by Andrew Hallam, reviewed on
Where Few Games Have Gone Before
Apocalypse Now, Full Metal Jacket and Platoon: just a few of the Hollywood films that have taken on the role of recreating the controversial Vietnam war which spanned almost 20 years of American history. However, while most people know of these films, they have a hard time thinking of any video games set within the era other than the popular 2004 online FPS Battlefield Vietnam. Having covered just about every major battle of World War II and stepped up to providing an entertaining fictional modern warfare scenario, the minds behind Call of Duty are now putting all their experience and skill into a new title set within the cold war era. Enter Call of Duty: Black Ops, the seventh installment in the Call of Duty series and the third game developed by Treyarch who previously made the console focused Call of Duty 3 as well as the game which bought the much loved Nazi Zombies to gamers, Call of Duty: World at War.

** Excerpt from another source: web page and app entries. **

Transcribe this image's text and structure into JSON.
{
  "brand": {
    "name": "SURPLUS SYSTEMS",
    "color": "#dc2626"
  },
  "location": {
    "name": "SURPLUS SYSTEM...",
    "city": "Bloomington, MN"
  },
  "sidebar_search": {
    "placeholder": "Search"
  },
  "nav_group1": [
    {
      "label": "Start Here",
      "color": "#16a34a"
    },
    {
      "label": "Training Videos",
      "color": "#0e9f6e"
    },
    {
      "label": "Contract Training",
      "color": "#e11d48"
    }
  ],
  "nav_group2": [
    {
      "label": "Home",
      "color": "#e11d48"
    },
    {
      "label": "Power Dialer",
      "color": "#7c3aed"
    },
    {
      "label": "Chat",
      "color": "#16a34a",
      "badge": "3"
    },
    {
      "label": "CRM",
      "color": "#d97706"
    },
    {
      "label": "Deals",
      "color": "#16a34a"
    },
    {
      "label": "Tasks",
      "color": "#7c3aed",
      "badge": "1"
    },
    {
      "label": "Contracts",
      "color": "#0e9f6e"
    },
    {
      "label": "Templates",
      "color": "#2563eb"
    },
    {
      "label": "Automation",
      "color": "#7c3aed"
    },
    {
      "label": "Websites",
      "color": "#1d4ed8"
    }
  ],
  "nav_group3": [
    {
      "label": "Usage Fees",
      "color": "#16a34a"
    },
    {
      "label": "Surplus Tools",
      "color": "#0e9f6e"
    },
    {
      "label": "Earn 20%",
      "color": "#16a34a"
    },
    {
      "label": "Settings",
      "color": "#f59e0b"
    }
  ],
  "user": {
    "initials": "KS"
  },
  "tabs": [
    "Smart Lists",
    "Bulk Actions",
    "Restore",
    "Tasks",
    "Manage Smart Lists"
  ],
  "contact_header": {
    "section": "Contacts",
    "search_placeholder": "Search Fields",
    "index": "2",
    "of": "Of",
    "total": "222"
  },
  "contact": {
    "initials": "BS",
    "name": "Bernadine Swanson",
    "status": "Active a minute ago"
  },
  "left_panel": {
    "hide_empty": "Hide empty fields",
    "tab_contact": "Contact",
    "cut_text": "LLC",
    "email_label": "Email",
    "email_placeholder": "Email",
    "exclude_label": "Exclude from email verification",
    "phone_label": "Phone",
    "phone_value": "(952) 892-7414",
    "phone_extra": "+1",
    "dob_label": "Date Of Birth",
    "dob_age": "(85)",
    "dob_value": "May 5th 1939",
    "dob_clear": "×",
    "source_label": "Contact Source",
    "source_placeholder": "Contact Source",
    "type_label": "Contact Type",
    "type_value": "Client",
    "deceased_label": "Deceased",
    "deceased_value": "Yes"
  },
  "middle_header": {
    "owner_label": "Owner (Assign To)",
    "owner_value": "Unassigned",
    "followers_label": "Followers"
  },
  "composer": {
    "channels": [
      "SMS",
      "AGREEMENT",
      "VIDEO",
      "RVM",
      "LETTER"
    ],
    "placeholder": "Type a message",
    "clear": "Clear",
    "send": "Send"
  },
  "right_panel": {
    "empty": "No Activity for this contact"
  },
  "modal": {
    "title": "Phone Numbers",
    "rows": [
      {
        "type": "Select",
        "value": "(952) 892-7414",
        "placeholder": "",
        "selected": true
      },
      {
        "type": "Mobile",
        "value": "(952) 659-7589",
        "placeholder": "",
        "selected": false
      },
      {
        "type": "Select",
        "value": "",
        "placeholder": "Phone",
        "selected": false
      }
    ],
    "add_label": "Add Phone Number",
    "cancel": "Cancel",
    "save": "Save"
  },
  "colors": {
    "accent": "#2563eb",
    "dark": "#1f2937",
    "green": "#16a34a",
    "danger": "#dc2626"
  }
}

Charlie Don’t Surf
Black Ops’ single player campaign takes place in the Cold War era, a time of great uncertainty and fear in which America entered the Vietnam War in order to defeat the communist North Vietnamese forces. The player is put in the shoes of two American Black Ops operatives as they conduct covert missions behind enemy lines during the Cold War. Your unit is primarily a reconnaissance and rescue force that conducts strategic recon missions behind enemy lines, such as capturing high value targets and rescuing prisoners of war.
Rather than following Modern Warfare 2’s immense visual spectacle of storming the White House with a ton of US Marines or blowing up the International Space Station, Black Ops follows a more serious route, giving a realistic representation of how the Black Ops group really operated during the Vietnam War. For one thing, the action is a lot more up close and personal, with stealth and guerilla tactics playing a much bigger role in this title compared to the gung-ho all guns blazing Oscar Mike fest that was Modern Warfare 2. Don’t fret though, its still the Call of Duty game you all know and love as seen in the recently released World Premier trailer. There are still aspects of the explosion riddled cinematic extravaganza we’ve come to expect from the Call of Duty series. One mission places you within an American attack helicopter as it rains rockets and 50. Caliber rounds down upon a VC held village. It is obvious that the game draws a lot of its inspiration from Apocalypse Now, with a nice mix of stealth missions and eye popping cinematic explosions all round.
Treyarch already made a name for itself with World at War, providing distinctive AI that really challenged the player with a new enemy that had rarely been portrayed in World War II video games before – the Japanese. The Japanese fought with immense cunning and bravery, setting deadly ambushes and traps as well as producing some of the most frantic moments for the player that I have seen within a video game. The iconic Banzai charge stands out in particular, where the enemies would draw swords or bayonets and charge towards the player, overwhelming them with sheer numbers alone. This sense of realistic AI seems to have carried into Black Ops, with the VC setting up ambushes and fighting with dirty guerilla tactics in order to defeat their technologically advanced enemies. Admittedly a lot of these scenarios will probably be scripted cinematic sequences, but it goes to show that Treyarch has thought long and hard about the setting and has put a real effort into making the game as engrossing as possible. This distinct change in enemy tactics from the well trained and organized Russian invasion forces that the player faced within Modern Warfare 2 will hopefully put a new spin on the game, forcing the player to keep on their toes as they skulk through the jungles and villages of Vietnam.
War Is Hell
While a lot of the single player experience has been kept under wraps in order to avoid any possible spoilers, the multiplayer details seem to come pouring in every week. Lets start with the basics: it’s still Call of Duty at its core. You run, shoot and bunny hop your way to victory over a wide selection of maps with all the classic game types such as Capture the Flag and Team Deathmatch, but Treyarch has ramped up the multiplayer all the way to 11 has proven that even the critically acclaimed multiplayer format that Modern Warfare 2 has created can be improved upon, with the inclusion of the much wanted dedicated servers that fans have been shouting for since MW 2’s release.
One of the major features to hit the online community when Black Ops is released this November is the inclusion of currency, gambling and increased customization within the game’s multiplayer. The currency system is Treyarch’s addition to Modern Warfare 2’s leveling system. From now on players will be able to effectively buy weapons, nametags, kill and death streaks, characters and perks instead of earning them through levels.